Top critical review
A Codex Born Every Minute
on 17 November 2014
Bands are famed for having that tricky second album syndrome, but the same can be said for authors when writing the second book in a series. Jim C Hines’ ‘Libriomancer’ was the first in a series that blasted onto the scene with an infectious enthusiasm that allowed you to forgive its one or two minor flaws. Could the follow up continue the momentum, or will it stagnate?
The world of the Libriomancer is a rich and evocative one, especially for anybody who has a love of reading. The lead, Isaac Vainio, is not only a Librarian, but is also part of a magical force that uses their power to pull objects out of novels – that sounds amazing! It also sounds a little confusing, as was the case towards the end of book 1. ‘Codex Born’ starts soon after this and hits the ground running; action to the left of you and a little confusion to the right.
Whilst ‘Libriomancer’ introduced magical books and the variations of vampires that have appeared over the years, ‘Codex’ introduces further layers. Add werewolves to the undead horde and then a rogue magician who has got their hands on a powerful army of robotic insects. Isaac must find a way of bringing peace between the races and taking out the bad egg. There does not appear to be much time to get on with a real life.
This is the one single elements of ‘Codex’ that makes it harder to read than it should be. At no point does Hines give the reader a breather; those moments of calm that allow the characters and the reader the time to reflect on what is happening. ‘Codex’ is a rollercoaster of a book, but at times it threatens to come off the rails with the sheer amount of new ideas that are thrown onto the page. In the two books that make up the series so far, enough has happened that could have stretched over five.

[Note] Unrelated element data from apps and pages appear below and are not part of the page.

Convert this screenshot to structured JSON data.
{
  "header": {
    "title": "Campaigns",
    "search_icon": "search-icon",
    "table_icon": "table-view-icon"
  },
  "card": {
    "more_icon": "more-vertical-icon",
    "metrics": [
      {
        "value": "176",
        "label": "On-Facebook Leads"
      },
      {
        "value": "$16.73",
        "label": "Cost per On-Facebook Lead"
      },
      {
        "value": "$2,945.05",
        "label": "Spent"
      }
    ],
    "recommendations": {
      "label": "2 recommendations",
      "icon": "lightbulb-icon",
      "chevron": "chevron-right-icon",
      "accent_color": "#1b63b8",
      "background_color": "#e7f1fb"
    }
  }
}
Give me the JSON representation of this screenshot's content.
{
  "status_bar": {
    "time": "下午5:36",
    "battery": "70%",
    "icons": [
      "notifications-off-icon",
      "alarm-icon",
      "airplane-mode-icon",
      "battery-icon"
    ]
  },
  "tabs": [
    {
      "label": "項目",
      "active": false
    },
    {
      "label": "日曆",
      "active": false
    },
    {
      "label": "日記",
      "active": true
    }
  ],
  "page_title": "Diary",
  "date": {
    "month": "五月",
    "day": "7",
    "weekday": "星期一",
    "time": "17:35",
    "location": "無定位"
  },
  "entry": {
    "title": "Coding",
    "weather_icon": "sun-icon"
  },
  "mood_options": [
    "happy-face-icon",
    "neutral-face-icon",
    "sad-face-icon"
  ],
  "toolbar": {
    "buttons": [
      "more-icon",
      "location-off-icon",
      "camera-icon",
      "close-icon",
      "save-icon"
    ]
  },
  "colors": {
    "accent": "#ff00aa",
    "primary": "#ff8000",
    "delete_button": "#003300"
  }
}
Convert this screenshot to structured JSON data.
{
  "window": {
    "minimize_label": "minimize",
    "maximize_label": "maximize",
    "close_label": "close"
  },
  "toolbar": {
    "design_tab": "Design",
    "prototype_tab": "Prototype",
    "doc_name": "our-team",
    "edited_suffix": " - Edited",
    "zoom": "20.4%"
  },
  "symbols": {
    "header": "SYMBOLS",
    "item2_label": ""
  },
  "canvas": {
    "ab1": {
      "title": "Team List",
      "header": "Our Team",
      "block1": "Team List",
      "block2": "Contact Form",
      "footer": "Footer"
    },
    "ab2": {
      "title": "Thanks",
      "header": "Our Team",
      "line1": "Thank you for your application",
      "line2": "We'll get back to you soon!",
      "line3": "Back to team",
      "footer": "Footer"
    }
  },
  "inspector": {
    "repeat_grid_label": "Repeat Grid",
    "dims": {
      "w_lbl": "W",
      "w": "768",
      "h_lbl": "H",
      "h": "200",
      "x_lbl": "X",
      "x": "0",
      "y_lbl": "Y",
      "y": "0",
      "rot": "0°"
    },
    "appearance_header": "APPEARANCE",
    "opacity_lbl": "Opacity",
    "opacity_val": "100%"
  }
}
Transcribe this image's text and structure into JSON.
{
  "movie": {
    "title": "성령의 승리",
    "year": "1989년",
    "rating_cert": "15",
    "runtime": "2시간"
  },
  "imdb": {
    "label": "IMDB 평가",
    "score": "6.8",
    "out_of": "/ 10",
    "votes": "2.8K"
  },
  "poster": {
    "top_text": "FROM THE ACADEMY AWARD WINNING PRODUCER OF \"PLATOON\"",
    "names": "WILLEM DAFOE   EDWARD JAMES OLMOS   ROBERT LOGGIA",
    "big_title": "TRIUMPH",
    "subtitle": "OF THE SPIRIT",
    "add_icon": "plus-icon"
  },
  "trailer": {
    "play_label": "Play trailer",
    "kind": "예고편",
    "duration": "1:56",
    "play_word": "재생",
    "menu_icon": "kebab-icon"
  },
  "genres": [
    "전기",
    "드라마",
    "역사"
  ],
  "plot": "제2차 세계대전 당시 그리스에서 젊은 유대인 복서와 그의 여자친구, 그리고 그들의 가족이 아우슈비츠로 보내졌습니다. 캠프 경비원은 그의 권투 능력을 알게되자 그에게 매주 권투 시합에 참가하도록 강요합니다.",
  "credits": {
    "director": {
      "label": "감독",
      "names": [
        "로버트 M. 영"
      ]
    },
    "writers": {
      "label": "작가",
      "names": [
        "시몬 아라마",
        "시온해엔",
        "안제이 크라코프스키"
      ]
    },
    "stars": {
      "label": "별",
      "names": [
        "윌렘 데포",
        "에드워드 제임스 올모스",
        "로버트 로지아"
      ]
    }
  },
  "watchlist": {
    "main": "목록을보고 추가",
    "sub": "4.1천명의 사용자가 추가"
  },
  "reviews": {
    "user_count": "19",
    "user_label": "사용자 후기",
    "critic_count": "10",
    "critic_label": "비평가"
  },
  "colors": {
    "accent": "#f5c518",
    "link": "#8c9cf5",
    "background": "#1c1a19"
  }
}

I for one cannot feel too badly about a book that’s only real sin is being enthusiastic and wanting to entertain. This is surely what ‘Codex’ does. Any fan of urban fantasy will immediately feel in capable hands as Hines takes you on an adventure packed to the gills. The use of magic from books still works brilliantly and the mechanics behind the magic is further explored. It is touches like this that make a fantasy fan come back for more. How powerful is the magic within a book? Do the more readers make the more power?
As well as having a strong universe, ‘Codex’ also has great characters. Isaac is a good lead; although I did find him jumping from making mature to immature decisions a little too often. He is surrounded by other Libriomancers and magical people that flesh out the universe. The action in this sequel is actually better than that seen in the first. The tone is slightly darker and the stakes feel much higher. The tension builds as the book moves towards an electric conclusion.
Fans of urban fantasy will get a lot out of ‘Codex Born’, it feels immediately recognisable, but has its own unique ideas. People new to the genre may find the pace a little off putting; Hines has sacrificed some of the character development in favour of all out action. However, as someone who likes their novels frothy, funny and action packed this is just my cup of tea – in fact I may reach into a copy of ‘Alice in Wonderland’ and get myself a cuppa! Original review on bookbag.co.uk